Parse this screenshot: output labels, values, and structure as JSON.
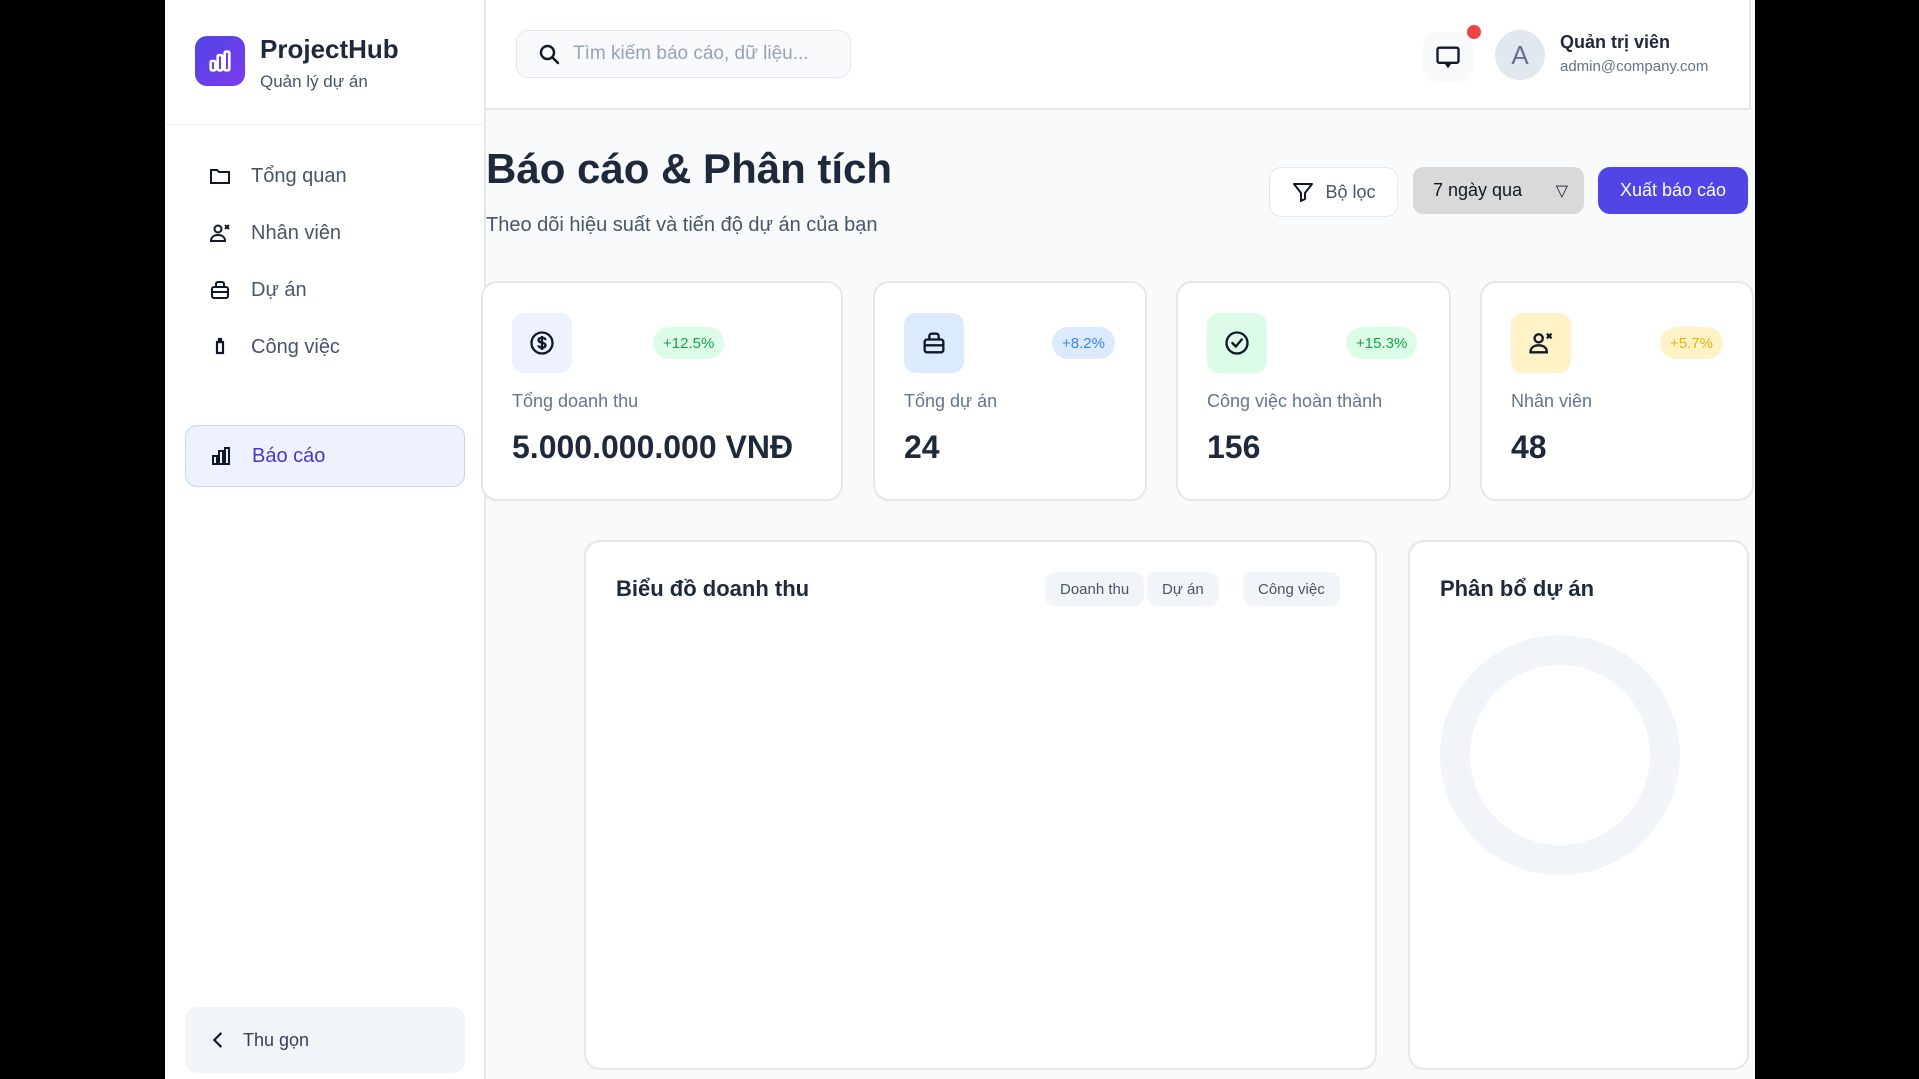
{
  "brand": {
    "name": "ProjectHub",
    "subtitle": "Quản lý dự án"
  },
  "sidebar": {
    "items": [
      {
        "label": "Tổng quan",
        "icon": "folder-icon"
      },
      {
        "label": "Nhân viên",
        "icon": "users-icon"
      },
      {
        "label": "Dự án",
        "icon": "briefcase-icon"
      },
      {
        "label": "Công việc",
        "icon": "task-icon"
      },
      {
        "label": "Báo cáo",
        "icon": "bar-chart-icon",
        "active": true
      }
    ],
    "collapse_label": "Thu gọn"
  },
  "header": {
    "search_placeholder": "Tìm kiếm báo cáo, dữ liệu...",
    "user_name": "Quản trị viên",
    "user_email": "admin@company.com",
    "avatar_initial": "A"
  },
  "page": {
    "title": "Báo cáo & Phân tích",
    "subtitle": "Theo dõi hiệu suất và tiến độ dự án của bạn",
    "filter_label": "Bộ lọc",
    "range_value": "7 ngày qua",
    "export_label": "Xuất báo cáo"
  },
  "stats": [
    {
      "label": "Tổng doanh thu",
      "value": "5.000.000.000 VNĐ",
      "change": "+12.5%",
      "icon": "dollar-icon",
      "color": "#16a34a"
    },
    {
      "label": "Tổng dự án",
      "value": "24",
      "change": "+8.2%",
      "icon": "briefcase-icon",
      "color": "#3b82f6"
    },
    {
      "label": "Công việc hoàn thành",
      "value": "156",
      "change": "+15.3%",
      "icon": "check-circle-icon",
      "color": "#16a34a"
    },
    {
      "label": "Nhân viên",
      "value": "48",
      "change": "+5.7%",
      "icon": "users-icon",
      "color": "#eab308"
    }
  ],
  "revenue_chart": {
    "title": "Biểu đồ doanh thu",
    "tabs": [
      "Doanh thu",
      "Dự án",
      "Công việc"
    ]
  },
  "distribution_chart": {
    "title": "Phân bổ dự án"
  }
}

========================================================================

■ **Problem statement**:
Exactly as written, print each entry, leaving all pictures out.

■ **Written answer**:
Parse this screenshot: output labels, values, and structure as JSON.
{
  "brand": {
    "name": "ProjectHub",
    "subtitle": "Quản lý dự án"
  },
  "sidebar": {
    "items": [
      {
        "label": "Tổng quan",
        "icon": "folder-icon"
      },
      {
        "label": "Nhân viên",
        "icon": "users-icon"
      },
      {
        "label": "Dự án",
        "icon": "briefcase-icon"
      },
      {
        "label": "Công việc",
        "icon": "task-icon"
      },
      {
        "label": "Báo cáo",
        "icon": "bar-chart-icon",
        "active": true
      }
    ],
    "collapse_label": "Thu gọn"
  },
  "header": {
    "search_placeholder": "Tìm kiếm báo cáo, dữ liệu...",
    "user_name": "Quản trị viên",
    "user_email": "admin@company.com",
    "avatar_initial": "A"
  },
  "page": {
    "title": "Báo cáo & Phân tích",
    "subtitle": "Theo dõi hiệu suất và tiến độ dự án của bạn",
    "filter_label": "Bộ lọc",
    "range_value": "7 ngày qua",
    "export_label": "Xuất báo cáo"
  },
  "stats": [
    {
      "label": "Tổng doanh thu",
      "value": "5.000.000.000 VNĐ",
      "change": "+12.5%",
      "icon": "dollar-icon",
      "color": "#16a34a"
    },
    {
      "label": "Tổng dự án",
      "value": "24",
      "change": "+8.2%",
      "icon": "briefcase-icon",
      "color": "#3b82f6"
    },
    {
      "label": "Công việc hoàn thành",
      "value": "156",
      "change": "+15.3%",
      "icon": "check-circle-icon",
      "color": "#16a34a"
    },
    {
      "label": "Nhân viên",
      "value": "48",
      "change": "+5.7%",
      "icon": "users-icon",
      "color": "#eab308"
    }
  ],
  "revenue_chart": {
    "title": "Biểu đồ doanh thu",
    "tabs": [
      "Doanh thu",
      "Dự án",
      "Công việc"
    ]
  },
  "distribution_chart": {
    "title": "Phân bổ dự án"
  }
}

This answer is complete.